Northeast Bakersfield

Burial site for abandoned babies fills need in Kern County

Burial site for abandoned babies fills need in Kern County

BAKERSFIELD, Calif. (KBAK/KBFX) — A new project to provide respectful burials for abandoned babies will see three, and possibly four, infants laid to rest in its first service.

The local Garden of Innocence was just being proposed when an infant's body was found left in a trash can in Oildale. That child will be buried later this month, along with several others.
 
"I don't know the exact facts of the other two, but I believe that one of them was left at the hospital," Kern County Sheriff's Commander Justin Fleeman told Eyewitness News. He's the head of the Kern County coroner's office, and they've been working with the founder of the Garden of Innocence project since this spring.
 
Fleeman said sometimes a parent will give birth at the hospital, and when the baby passes away, they may not have the financial means to bury the child. The infant's body then ends up with the county.

"It's unfortunate," he said.
 
The Garden of Innocence project was founded by Elissa Davey, and the nonprofit has established special burial spaces in various California cities and throughout the United States. They had just contacted the county and Historic Union Cemetery at the time the baby was found in Oildale in June.
 
Cemetery general manager Dave Hepburn said the day word of that death came out, he spotted a similar case at their facility.

"I just noticed in our paperwork, that it said there was an abandoned child," he said. Hepburn was already impressed with the goal of the Garden of Innocence project and interested in providing space at Union Cemetery.
 
Hepburn said one of his staff members was upset by the abandoned baby, whose remains had just been transferred to them.

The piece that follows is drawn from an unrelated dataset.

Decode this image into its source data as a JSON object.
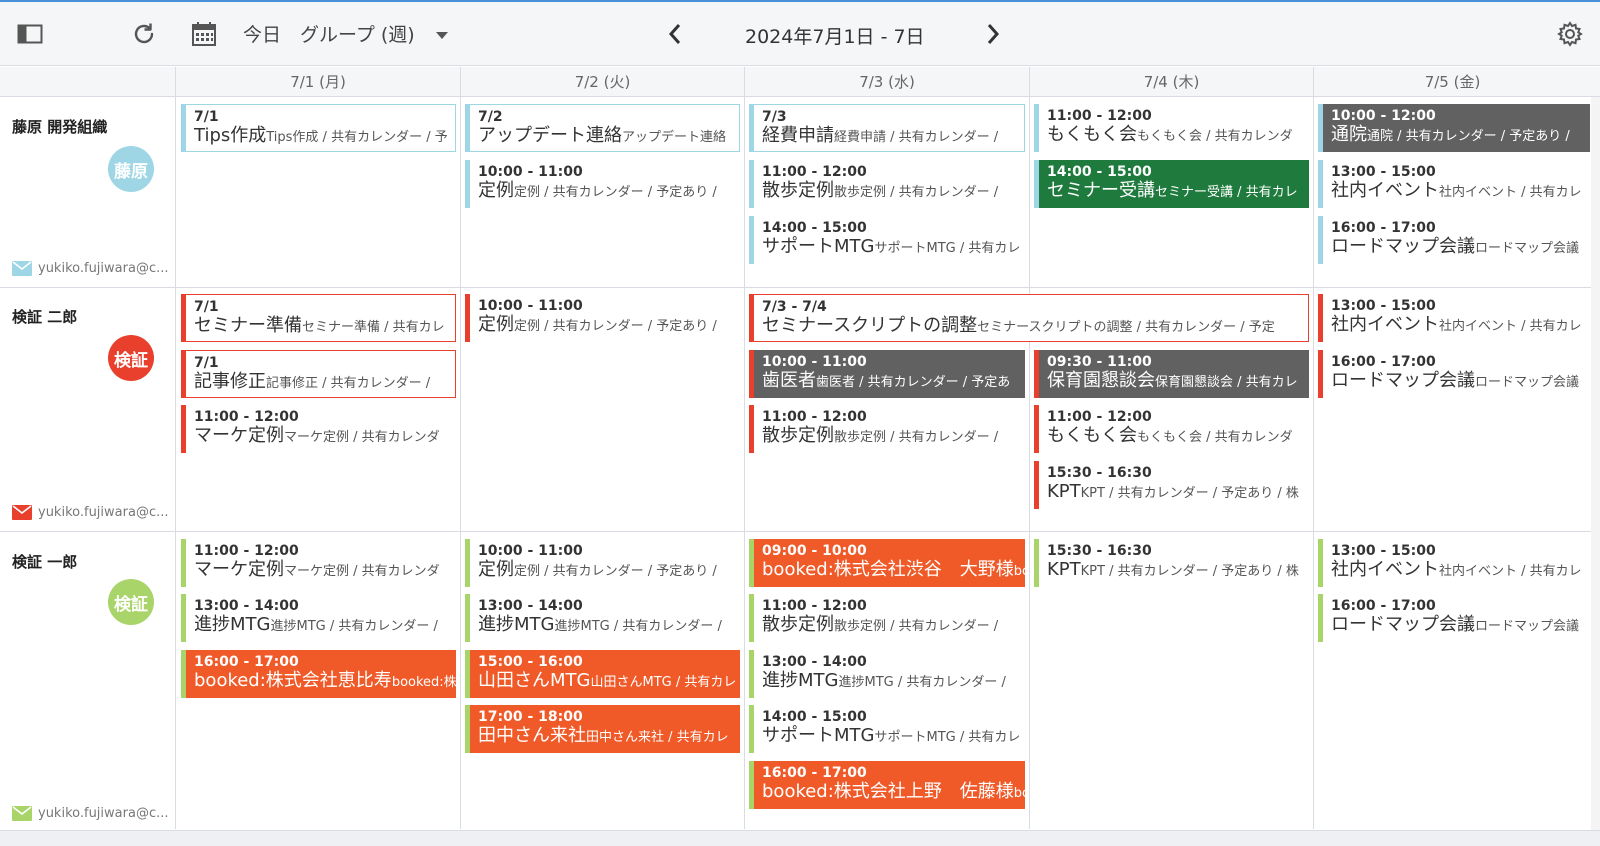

"I asked Patricia (an office worker) to name the baby, and she went through a whole series of names, and she ended up naming the baby 'David,'" he explained.
 
The Innocence project stresses finding a name for each unidentified child.
 
"The most important gift we can give each child is a name," their letter reads to public officials. "This is something every human being deserves."
 
The infant found on Oildale's Beardsley Avenue was named by sheriff's commander Fleeman and two other officers.

"We gave the name 'Gabriella' to the baby," he said. "It means 'God is my strength.' So we thought it was appropriate."
 
The commander said the third baby is a boy, who's been named "Michael." He didn't have further details.
 
At Union Cemetery, Hepburn said he's heard another funeral home also discovered they were holding the remains of an unidentified infant. And, Garden founder Davey said a fourth child could also be laid to rest during the first ceremony if that child's paperwork is completed in time.
 
At Union Cemetery, Hepburn said when remains are unclaimed, the county brings those to the cemetery, and they get a "certificate of abandonment."

Then, a cremation is done, and the remains must be stored for one year. If still unclaimed after that, the remains are put into an urn box and placed into a communal crypt.
 
Until now, that included remains from unidentified adults and children. But, now there is the special place for the very young victims with the Garden of Innocence project.
 
The project provides the memorial service, "complete with color guard, handmade caskets or urns, handmade blanket and a poem written for each child," their letter reads. "We use local mortuaries and volunteers from your community to run the gardens."
 
Union Cemetery has donated a special area for the local garden, which has space for 200 burials, according to the general manager. A large oak tree and hedge have been donated. Hepburn said flowers will be planted, and they've ordered a special granite bench and monument for the entrance.
 
Hepburn said several members of the clergy have been invited to participate in the first service.

"There is no discussion whatsoever of the past," he added. "We don't discuss anything about the previous events that brought the baby here."
 
With the baby on Beardsley, sheriff investigators asked the public for any information to help track down who left the child, or who the mother might be. There's still no word on new developments in the case.
 
Officers told Eyewitness News the infant appeared to be full-term, and likely no more than several days old when the body was put in the trash can. Investigators believed the baby had been left there for a day at the most, and confirmed the child showed "obvious signs of trauma." Fleeman said on Thursday the cause of death had still not been determined.
 
That child, and the others, are now set to be laid to rest in the new garden on Saturday, Sept. 28. The service will start at 10 a.m. and will be open to the public.
 
Hepburn said when a similar project opened in Fresno, they buried a troubling number of abandoned babies.

"There were 23 the first day," he said. "Can you imagine that? It's just so incredibly sad."
 
He thinks having a special garden is a very good idea, and Fleeman agreed. He and two other officers also paid for the services for Gabriella.
 
"It was the right thing to do," he said. "It's a special thing to be a part of, to really give children a proper burial."